(Component data from apps and pages)

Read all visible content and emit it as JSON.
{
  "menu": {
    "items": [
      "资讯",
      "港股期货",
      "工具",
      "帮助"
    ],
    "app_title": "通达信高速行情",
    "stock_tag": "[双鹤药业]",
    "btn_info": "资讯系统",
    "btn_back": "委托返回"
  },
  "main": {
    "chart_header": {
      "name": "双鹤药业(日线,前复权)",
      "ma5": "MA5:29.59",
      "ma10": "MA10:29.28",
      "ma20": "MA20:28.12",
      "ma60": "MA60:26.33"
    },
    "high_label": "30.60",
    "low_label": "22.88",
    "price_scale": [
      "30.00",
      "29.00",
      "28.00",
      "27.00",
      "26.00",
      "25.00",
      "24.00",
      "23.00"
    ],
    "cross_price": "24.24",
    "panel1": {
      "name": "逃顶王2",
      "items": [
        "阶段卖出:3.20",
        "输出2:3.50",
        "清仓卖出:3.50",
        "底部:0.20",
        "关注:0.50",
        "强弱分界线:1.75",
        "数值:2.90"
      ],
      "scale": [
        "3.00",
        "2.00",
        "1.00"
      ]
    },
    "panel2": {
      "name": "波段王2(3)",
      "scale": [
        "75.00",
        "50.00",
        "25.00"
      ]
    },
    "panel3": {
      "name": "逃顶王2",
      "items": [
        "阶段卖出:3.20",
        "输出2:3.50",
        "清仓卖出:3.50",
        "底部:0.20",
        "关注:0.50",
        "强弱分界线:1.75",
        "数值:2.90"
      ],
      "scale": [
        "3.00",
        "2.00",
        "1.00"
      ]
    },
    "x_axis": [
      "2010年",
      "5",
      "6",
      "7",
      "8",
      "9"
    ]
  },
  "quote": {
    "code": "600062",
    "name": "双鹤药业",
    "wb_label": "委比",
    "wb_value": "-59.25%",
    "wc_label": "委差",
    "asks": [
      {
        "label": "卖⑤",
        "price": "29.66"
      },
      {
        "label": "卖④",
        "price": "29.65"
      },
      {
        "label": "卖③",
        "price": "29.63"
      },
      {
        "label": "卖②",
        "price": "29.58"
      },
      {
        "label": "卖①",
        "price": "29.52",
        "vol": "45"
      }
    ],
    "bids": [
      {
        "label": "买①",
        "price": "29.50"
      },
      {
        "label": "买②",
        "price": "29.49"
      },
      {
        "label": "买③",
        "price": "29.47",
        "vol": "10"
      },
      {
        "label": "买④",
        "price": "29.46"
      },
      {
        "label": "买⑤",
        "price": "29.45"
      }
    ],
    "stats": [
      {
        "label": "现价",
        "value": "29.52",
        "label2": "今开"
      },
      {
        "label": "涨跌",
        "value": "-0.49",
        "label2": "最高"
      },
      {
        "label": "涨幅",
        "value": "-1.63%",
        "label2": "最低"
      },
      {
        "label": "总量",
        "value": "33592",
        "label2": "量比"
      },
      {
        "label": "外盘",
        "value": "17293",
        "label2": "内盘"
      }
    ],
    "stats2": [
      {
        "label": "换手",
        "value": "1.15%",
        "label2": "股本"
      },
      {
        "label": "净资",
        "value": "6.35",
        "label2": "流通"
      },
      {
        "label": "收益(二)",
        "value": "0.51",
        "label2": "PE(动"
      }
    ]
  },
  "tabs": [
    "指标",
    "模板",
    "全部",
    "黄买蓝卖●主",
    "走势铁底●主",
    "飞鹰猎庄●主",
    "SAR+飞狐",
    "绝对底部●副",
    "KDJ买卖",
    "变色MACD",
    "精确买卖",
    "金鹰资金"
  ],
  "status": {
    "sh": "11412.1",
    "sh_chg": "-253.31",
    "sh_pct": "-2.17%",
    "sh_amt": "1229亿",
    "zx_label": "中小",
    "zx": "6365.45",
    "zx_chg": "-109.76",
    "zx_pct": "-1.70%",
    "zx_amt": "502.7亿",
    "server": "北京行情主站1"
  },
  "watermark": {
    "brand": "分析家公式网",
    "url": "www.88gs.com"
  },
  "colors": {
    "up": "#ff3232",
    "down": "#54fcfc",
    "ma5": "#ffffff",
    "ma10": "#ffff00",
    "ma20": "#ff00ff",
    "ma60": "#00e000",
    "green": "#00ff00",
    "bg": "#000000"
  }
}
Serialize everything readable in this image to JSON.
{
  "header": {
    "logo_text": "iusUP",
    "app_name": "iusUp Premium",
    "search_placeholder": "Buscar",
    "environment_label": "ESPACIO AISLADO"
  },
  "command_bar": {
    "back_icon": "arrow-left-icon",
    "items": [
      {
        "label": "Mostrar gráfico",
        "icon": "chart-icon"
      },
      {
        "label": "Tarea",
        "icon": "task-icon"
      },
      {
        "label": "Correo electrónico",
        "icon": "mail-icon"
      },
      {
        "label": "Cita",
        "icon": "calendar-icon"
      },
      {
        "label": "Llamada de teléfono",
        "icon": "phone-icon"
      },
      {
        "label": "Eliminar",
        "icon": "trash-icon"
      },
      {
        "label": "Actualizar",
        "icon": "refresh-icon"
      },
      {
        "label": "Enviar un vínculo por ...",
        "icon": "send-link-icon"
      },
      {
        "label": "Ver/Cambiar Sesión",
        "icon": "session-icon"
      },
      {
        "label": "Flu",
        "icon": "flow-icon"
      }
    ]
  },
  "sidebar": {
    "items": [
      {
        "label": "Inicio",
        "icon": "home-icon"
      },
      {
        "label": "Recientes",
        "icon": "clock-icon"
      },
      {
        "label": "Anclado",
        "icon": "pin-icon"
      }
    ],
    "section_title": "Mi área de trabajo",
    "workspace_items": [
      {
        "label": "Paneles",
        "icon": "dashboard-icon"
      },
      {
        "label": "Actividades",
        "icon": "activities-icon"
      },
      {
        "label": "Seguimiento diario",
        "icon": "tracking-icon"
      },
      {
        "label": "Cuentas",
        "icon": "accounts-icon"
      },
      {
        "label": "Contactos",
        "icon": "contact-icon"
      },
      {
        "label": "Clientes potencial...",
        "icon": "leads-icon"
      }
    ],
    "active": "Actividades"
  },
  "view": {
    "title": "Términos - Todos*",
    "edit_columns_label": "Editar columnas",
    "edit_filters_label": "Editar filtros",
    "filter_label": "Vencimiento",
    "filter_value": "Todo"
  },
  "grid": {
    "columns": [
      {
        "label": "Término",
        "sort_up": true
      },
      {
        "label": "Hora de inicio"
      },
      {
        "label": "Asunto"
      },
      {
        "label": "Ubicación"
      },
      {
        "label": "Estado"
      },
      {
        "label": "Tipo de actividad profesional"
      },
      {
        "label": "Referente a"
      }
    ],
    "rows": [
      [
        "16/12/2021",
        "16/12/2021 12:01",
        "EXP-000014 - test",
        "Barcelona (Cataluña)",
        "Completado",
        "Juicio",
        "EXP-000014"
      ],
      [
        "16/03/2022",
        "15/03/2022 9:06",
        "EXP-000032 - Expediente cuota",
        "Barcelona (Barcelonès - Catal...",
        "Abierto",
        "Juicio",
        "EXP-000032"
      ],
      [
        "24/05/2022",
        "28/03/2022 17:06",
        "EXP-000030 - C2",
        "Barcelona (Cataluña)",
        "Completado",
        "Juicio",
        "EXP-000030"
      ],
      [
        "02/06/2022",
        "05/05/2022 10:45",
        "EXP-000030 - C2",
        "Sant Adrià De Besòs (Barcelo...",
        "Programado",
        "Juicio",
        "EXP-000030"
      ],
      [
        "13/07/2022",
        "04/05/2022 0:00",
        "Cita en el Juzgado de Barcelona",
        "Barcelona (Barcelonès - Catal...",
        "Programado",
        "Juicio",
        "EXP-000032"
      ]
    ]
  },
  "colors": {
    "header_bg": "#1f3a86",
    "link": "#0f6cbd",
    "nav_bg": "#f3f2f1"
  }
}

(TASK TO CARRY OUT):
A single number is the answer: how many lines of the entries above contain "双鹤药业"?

(TASK RESPONSE):
3